**DIRECTIONS:** Each record is to be given again precisely as written.
____
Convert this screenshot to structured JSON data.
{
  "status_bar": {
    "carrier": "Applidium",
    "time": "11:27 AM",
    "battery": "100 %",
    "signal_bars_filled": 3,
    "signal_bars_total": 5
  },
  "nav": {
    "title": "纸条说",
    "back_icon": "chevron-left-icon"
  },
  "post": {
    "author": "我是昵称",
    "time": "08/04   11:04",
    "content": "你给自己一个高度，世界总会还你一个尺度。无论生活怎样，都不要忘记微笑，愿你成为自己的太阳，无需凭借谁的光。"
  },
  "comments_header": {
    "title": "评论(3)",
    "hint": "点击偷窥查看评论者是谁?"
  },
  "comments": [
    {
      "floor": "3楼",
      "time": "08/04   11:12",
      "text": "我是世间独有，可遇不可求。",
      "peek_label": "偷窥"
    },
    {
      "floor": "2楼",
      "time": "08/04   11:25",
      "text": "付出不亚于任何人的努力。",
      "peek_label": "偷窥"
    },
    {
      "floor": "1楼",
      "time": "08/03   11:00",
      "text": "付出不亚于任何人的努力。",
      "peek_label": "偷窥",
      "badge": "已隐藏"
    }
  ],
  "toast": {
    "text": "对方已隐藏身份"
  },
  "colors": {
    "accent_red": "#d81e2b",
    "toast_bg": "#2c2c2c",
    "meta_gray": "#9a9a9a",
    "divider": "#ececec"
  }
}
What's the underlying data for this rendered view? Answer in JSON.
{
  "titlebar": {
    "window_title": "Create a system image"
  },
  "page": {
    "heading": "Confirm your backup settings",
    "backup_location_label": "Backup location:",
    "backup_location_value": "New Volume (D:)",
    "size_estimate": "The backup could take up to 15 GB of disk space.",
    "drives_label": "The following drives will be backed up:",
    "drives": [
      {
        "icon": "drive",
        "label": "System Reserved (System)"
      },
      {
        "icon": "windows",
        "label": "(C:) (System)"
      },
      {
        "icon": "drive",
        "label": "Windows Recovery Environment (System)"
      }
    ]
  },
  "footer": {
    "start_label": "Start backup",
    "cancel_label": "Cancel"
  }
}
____
**SOLUTION FOR THIS TASK:**
Convert this screenshot to structured JSON data.
{
  "status_bar": {
    "carrier": "Applidium",
    "time": "11:27 AM",
    "battery": "100 %",
    "signal_bars_filled": 3,
    "signal_bars_total": 5
  },
  "nav": {
    "title": "纸条说",
    "back_icon": "chevron-left-icon"
  },
  "post": {
    "author": "我是昵称",
    "time": "08/04   11:04",
    "content": "你给自己一个高度，世界总会还你一个尺度。无论生活怎样，都不要忘记微笑，愿你成为自己的太阳，无需凭借谁的光。"
  },
  "comments_header": {
    "title": "评论(3)",
    "hint": "点击偷窥查看评论者是谁?"
  },
  "comments": [
    {
      "floor": "3楼",
      "time": "08/04   11:12",
      "text": "我是世间独有，可遇不可求。",
      "peek_label": "偷窥"
    },
    {
      "floor": "2楼",
      "time": "08/04   11:25",
      "text": "付出不亚于任何人的努力。",
      "peek_label": "偷窥"
    },
    {
      "floor": "1楼",
      "time": "08/03   11:00",
      "text": "付出不亚于任何人的努力。",
      "peek_label": "偷窥",
      "badge": "已隐藏"
    }
  ],
  "toast": {
    "text": "对方已隐藏身份"
  },
  "colors": {
    "accent_red": "#d81e2b",
    "toast_bg": "#2c2c2c",
    "meta_gray": "#9a9a9a",
    "divider": "#ececec"
  }
}
What's the underlying data for this rendered view? Answer in JSON.
{
  "titlebar": {
    "window_title": "Create a system image"
  },
  "page": {
    "heading": "Confirm your backup settings",
    "backup_location_label": "Backup location:",
    "backup_location_value": "New Volume (D:)",
    "size_estimate": "The backup could take up to 15 GB of disk space.",
    "drives_label": "The following drives will be backed up:",
    "drives": [
      {
        "icon": "drive",
        "label": "System Reserved (System)"
      },
      {
        "icon": "windows",
        "label": "(C:) (System)"
      },
      {
        "icon": "drive",
        "label": "Windows Recovery Environment (System)"
      }
    ]
  },
  "footer": {
    "start_label": "Start backup",
    "cancel_label": "Cancel"
  }
}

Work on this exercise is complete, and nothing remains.